On May 22, Iceland’s most active volcano Grímsvötn began erupting in the east of the country. It was a spectacular eruption, sending a massive ash plume 12 miles into the air. From the Christian Science Monitor:
The eruption of Grímsvötn, Iceland’s most active volcano, on Saturday evening is believed to be far more powerful than that of Eyjafjallajökull last year. Experts estimate that Grímsvötn produced between 100 and 1,000 times more material per second when it exploded. The plume it generated was twice as high as Eyjafjallajökull’s.
The ash is expected to blow towards Northern Ireland and parts of the U.K. over the next few days, though it is not expected to choke off air travel as Eyjafjallajökull did last year.
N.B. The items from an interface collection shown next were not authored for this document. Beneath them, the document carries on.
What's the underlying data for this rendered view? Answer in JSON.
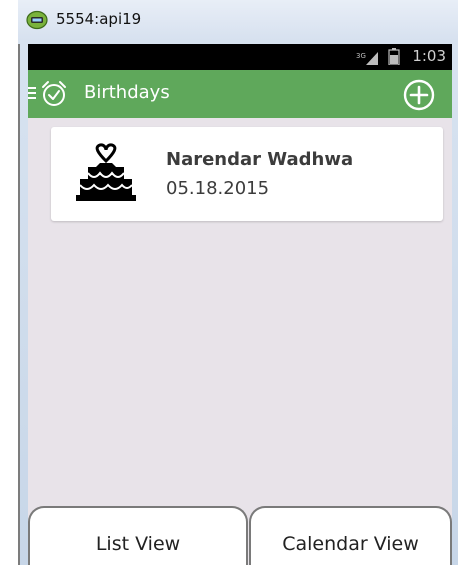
{
  "window": {
    "title": "5554:api19"
  },
  "status_bar": {
    "time": "1:03"
  },
  "action_bar": {
    "title": "Birthdays"
  },
  "birthdays": [
    {
      "name": "Narendar Wadhwa",
      "date": "05.18.2015"
    }
  ],
  "tabs": {
    "list_label": "List View",
    "calendar_label": "Calendar View"
  },
  "colors": {
    "action_bar": "#5fa85b",
    "screen_background": "#e8e3e9",
    "status_bar": "#000000"
  },
  "icons": {
    "app": "emulator-icon",
    "menu": "menu-icon",
    "logo": "alarm-clock-check-icon",
    "add": "add-circle-icon",
    "entry": "cake-icon",
    "signal": "signal-icon",
    "battery": "battery-icon"
  }
}
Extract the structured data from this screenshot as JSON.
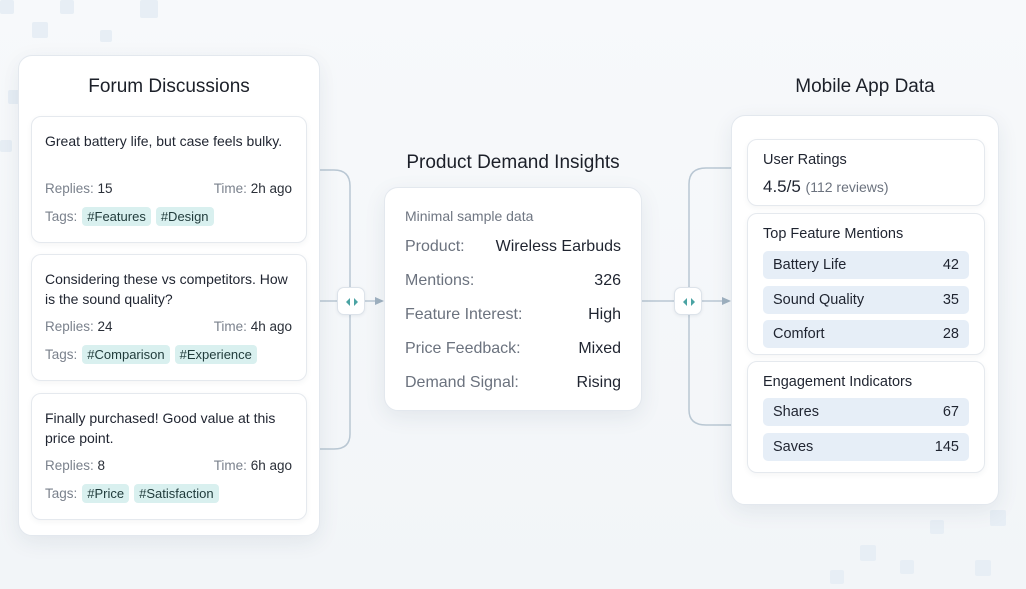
{
  "forum": {
    "title": "Forum Discussions",
    "posts": [
      {
        "text": "Great battery life, but case feels bulky.",
        "replies_label": "Replies:",
        "replies": "15",
        "time_label": "Time:",
        "time": "2h ago",
        "tags_label": "Tags:",
        "tags": [
          "#Features",
          "#Design"
        ]
      },
      {
        "text": "Considering these vs competitors. How is the sound quality?",
        "replies_label": "Replies:",
        "replies": "24",
        "time_label": "Time:",
        "time": "4h ago",
        "tags_label": "Tags:",
        "tags": [
          "#Comparison",
          "#Experience"
        ]
      },
      {
        "text": "Finally purchased! Good value at this price point.",
        "replies_label": "Replies:",
        "replies": "8",
        "time_label": "Time:",
        "time": "6h ago",
        "tags_label": "Tags:",
        "tags": [
          "#Price",
          "#Satisfaction"
        ]
      }
    ]
  },
  "insights": {
    "title": "Product Demand Insights",
    "note": "Minimal sample data",
    "rows": [
      {
        "key": "Product:",
        "value": "Wireless Earbuds"
      },
      {
        "key": "Mentions:",
        "value": "326"
      },
      {
        "key": "Feature Interest:",
        "value": "High"
      },
      {
        "key": "Price Feedback:",
        "value": "Mixed"
      },
      {
        "key": "Demand Signal:",
        "value": "Rising"
      }
    ]
  },
  "mobile": {
    "title": "Mobile App Data",
    "ratings": {
      "heading": "User Ratings",
      "score": "4.5/5",
      "reviews": "(112 reviews)"
    },
    "features": {
      "heading": "Top Feature Mentions",
      "items": [
        {
          "label": "Battery Life",
          "value": "42"
        },
        {
          "label": "Sound Quality",
          "value": "35"
        },
        {
          "label": "Comfort",
          "value": "28"
        }
      ]
    },
    "engagement": {
      "heading": "Engagement Indicators",
      "items": [
        {
          "label": "Shares",
          "value": "67"
        },
        {
          "label": "Saves",
          "value": "145"
        }
      ]
    }
  },
  "colors": {
    "tag_bg": "#d9f0ef",
    "pill_bg": "#e6eef7",
    "connector": "#b9c7d3",
    "chevron": "#4aa3a3"
  }
}
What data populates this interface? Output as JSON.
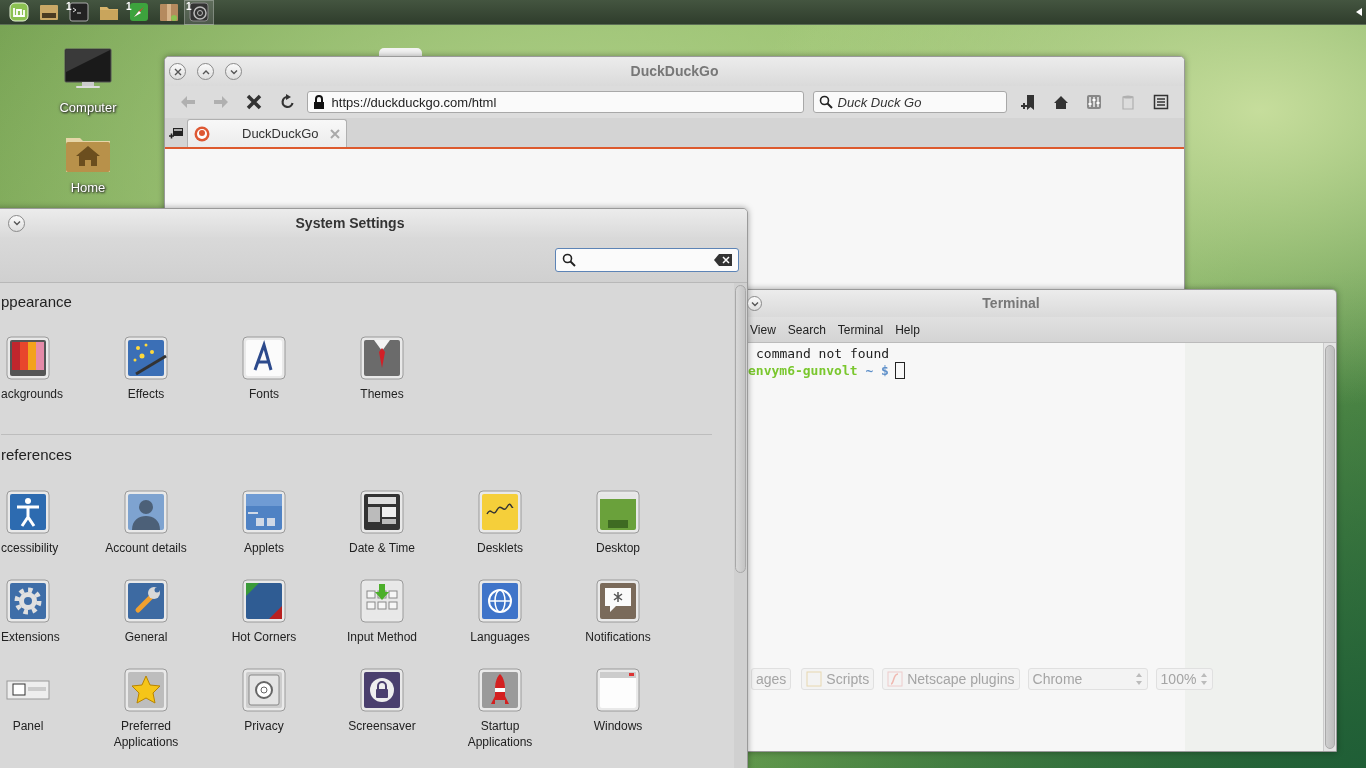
{
  "panel": {
    "launchers": [
      {
        "selected": false
      },
      {
        "selected": false
      },
      {
        "selected": false,
        "badge": "1"
      },
      {
        "selected": false
      },
      {
        "selected": false,
        "badge": "1"
      },
      {
        "selected": false
      },
      {
        "selected": true,
        "badge": "1"
      }
    ]
  },
  "desktop_icons": [
    {
      "label": "Computer"
    },
    {
      "label": "Home"
    }
  ],
  "browser": {
    "title": "DuckDuckGo",
    "back": {
      "disabled": true
    },
    "forward": {
      "disabled": true
    },
    "url": "https://duckduckgo.com/html",
    "search": {
      "placeholder": "Duck Duck Go"
    },
    "trash": {
      "disabled": true
    },
    "tabs": [
      {
        "label": "DuckDuckGo",
        "selected": true
      }
    ],
    "status_bar": [
      {
        "kind": "button",
        "label": "ages"
      },
      {
        "kind": "button",
        "label": "Scripts"
      },
      {
        "kind": "button",
        "label": "Netscape plugins"
      },
      {
        "kind": "select",
        "label": "Chrome"
      },
      {
        "kind": "spin",
        "label": "100%"
      }
    ]
  },
  "terminal": {
    "title": "Terminal",
    "menu": [
      "View",
      "Search",
      "Terminal",
      "Help"
    ],
    "output": "command not found",
    "prompt": {
      "host": "envym6-gunvolt",
      "path": "~",
      "symbol": "$"
    }
  },
  "settings": {
    "title": "System Settings",
    "sections": [
      {
        "title": "ppearance",
        "items": [
          {
            "label": "ackgrounds"
          },
          {
            "label": "Effects"
          },
          {
            "label": "Fonts"
          },
          {
            "label": "Themes"
          }
        ]
      },
      {
        "title": "references",
        "items": [
          {
            "label": "ccessibility"
          },
          {
            "label": "Account details"
          },
          {
            "label": "Applets"
          },
          {
            "label": "Date & Time"
          },
          {
            "label": "Desklets"
          },
          {
            "label": "Desktop"
          },
          {
            "label": "Extensions"
          },
          {
            "label": "General"
          },
          {
            "label": "Hot Corners"
          },
          {
            "label": "Input Method"
          },
          {
            "label": "Languages"
          },
          {
            "label": "Notifications"
          },
          {
            "label": "Panel"
          },
          {
            "label": "Preferred Applications"
          },
          {
            "label": "Privacy"
          },
          {
            "label": "Screensaver"
          },
          {
            "label": "Startup Applications"
          },
          {
            "label": "Windows"
          }
        ]
      }
    ]
  }
}
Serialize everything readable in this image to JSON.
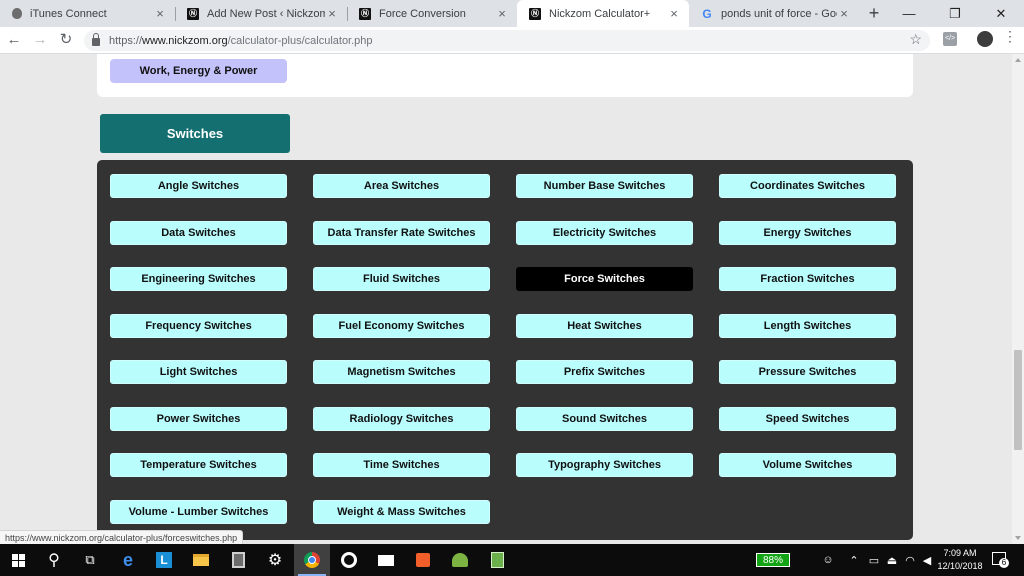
{
  "browser": {
    "tabs": [
      {
        "title": "iTunes Connect",
        "icon": "apple-icon",
        "active": false
      },
      {
        "title": "Add New Post ‹ Nickzom Blog",
        "icon": "nickzom-icon",
        "active": false
      },
      {
        "title": "Force Conversion",
        "icon": "nickzom-icon",
        "active": false
      },
      {
        "title": "Nickzom Calculator+",
        "icon": "nickzom-icon",
        "active": true
      },
      {
        "title": "ponds unit of force - Google S",
        "icon": "google-icon",
        "active": false
      }
    ],
    "url": {
      "scheme": "https://",
      "host": "www.nickzom.org",
      "path": "/calculator-plus/calculator.php"
    },
    "nav": {
      "back": "←",
      "forward": "→",
      "reload": "↻"
    },
    "window_controls": {
      "minimize": "—",
      "restore": "❐",
      "close": "✕"
    },
    "new_tab": "+",
    "bookmark_star": "☆",
    "menu": "⋮",
    "extension_label": "</>"
  },
  "page": {
    "top_button": "Work, Energy & Power",
    "section_heading": "Switches",
    "switches": [
      {
        "label": "Angle Switches",
        "active": false
      },
      {
        "label": "Area Switches",
        "active": false
      },
      {
        "label": "Number Base Switches",
        "active": false
      },
      {
        "label": "Coordinates Switches",
        "active": false
      },
      {
        "label": "Data Switches",
        "active": false
      },
      {
        "label": "Data Transfer Rate Switches",
        "active": false
      },
      {
        "label": "Electricity Switches",
        "active": false
      },
      {
        "label": "Energy Switches",
        "active": false
      },
      {
        "label": "Engineering Switches",
        "active": false
      },
      {
        "label": "Fluid Switches",
        "active": false
      },
      {
        "label": "Force Switches",
        "active": true
      },
      {
        "label": "Fraction Switches",
        "active": false
      },
      {
        "label": "Frequency Switches",
        "active": false
      },
      {
        "label": "Fuel Economy Switches",
        "active": false
      },
      {
        "label": "Heat Switches",
        "active": false
      },
      {
        "label": "Length Switches",
        "active": false
      },
      {
        "label": "Light Switches",
        "active": false
      },
      {
        "label": "Magnetism Switches",
        "active": false
      },
      {
        "label": "Prefix Switches",
        "active": false
      },
      {
        "label": "Pressure Switches",
        "active": false
      },
      {
        "label": "Power Switches",
        "active": false
      },
      {
        "label": "Radiology Switches",
        "active": false
      },
      {
        "label": "Sound Switches",
        "active": false
      },
      {
        "label": "Speed Switches",
        "active": false
      },
      {
        "label": "Temperature Switches",
        "active": false
      },
      {
        "label": "Time Switches",
        "active": false
      },
      {
        "label": "Typography Switches",
        "active": false
      },
      {
        "label": "Volume Switches",
        "active": false
      },
      {
        "label": "Volume - Lumber Switches",
        "active": false
      },
      {
        "label": "Weight & Mass Switches",
        "active": false
      }
    ],
    "status_url": "https://www.nickzom.org/calculator-plus/forceswitches.php"
  },
  "taskbar": {
    "battery": "88%",
    "time": "7:09 AM",
    "date": "12/10/2018",
    "notification_count": "6"
  },
  "colors": {
    "section_heading_bg": "#147070",
    "switch_bg": "#b9fdfd",
    "switch_active_bg": "#000000",
    "panel_bg": "#333333",
    "top_button_bg": "#c3c2fb"
  }
}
It’s also much, much easier to pronounce.
Read on below for more pictures from this dramatic eruption, and how it’s affecting the Icelanders.
Helga Jónsdóttir via Iceland Review
UPDATE: Here’s a view of the eruption from space as seen by the Meteosat-9 satellite, via The Atlantic.
(top image via Guido A.J. Stevens, all other images credited as listed)